    "It just becomes very hard and difficult to understand how the Trump campaign gets to 270," said one of Mitt Romney's 2012 strategists.
    The kind of landslide victories that candidates like FDR in 1936 and LBJ in 1964 enjoyed might no longer be possible, given that the electorate is so polarized in many states. But Clinton holds a strong lead in most of the key battleground states and there is little evidence that Trump can "turn" blue states into red.
    Even if there was a major national security or domestic crisis in September or October, it is unclear that public opinion would shift dramatically given that neither candidate is the incumbent and the polls show strong levels of confidence in Hillary Clinton on a number of key issues. It is possible to imagine, for example, that an unsettling foreign policy situation leaves more voters more comfortable with the kind of experience that she offers rather than Trump.

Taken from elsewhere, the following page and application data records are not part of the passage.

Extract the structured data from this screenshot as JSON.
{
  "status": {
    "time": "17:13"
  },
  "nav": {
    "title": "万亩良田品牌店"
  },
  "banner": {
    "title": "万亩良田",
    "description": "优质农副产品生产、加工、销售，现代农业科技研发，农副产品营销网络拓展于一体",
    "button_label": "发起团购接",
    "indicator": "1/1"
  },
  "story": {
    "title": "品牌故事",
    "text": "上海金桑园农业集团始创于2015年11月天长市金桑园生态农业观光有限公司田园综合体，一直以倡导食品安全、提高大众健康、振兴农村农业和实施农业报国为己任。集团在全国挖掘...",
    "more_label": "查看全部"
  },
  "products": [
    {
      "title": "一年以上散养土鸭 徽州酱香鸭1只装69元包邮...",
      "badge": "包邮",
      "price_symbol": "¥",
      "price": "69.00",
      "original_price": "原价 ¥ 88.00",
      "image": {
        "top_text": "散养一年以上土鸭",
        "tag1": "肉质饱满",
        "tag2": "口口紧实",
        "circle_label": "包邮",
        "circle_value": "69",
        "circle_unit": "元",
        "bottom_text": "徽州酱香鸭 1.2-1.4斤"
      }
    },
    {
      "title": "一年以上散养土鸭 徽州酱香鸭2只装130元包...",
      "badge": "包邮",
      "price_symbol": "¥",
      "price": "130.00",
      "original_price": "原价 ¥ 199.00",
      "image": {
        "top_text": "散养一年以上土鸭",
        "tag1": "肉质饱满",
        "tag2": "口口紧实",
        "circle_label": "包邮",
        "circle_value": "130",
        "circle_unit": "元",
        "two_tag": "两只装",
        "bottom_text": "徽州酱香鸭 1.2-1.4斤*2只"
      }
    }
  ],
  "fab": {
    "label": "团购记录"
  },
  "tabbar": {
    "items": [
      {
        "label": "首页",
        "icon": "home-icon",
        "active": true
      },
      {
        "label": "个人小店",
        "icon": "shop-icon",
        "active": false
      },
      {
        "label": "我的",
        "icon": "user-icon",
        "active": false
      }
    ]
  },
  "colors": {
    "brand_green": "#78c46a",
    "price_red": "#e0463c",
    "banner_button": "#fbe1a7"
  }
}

    The bottom line is that no one knows what's around the corner. One thing is that this is unlike any campaign we have ever seen. So the weeks after Labor Day will surely be filled with surprises, twists and turns, nasty moments, and a raucous political fight that will make some viewers think they are tuned into the 2016-2017 NFL season rather than presidential politics.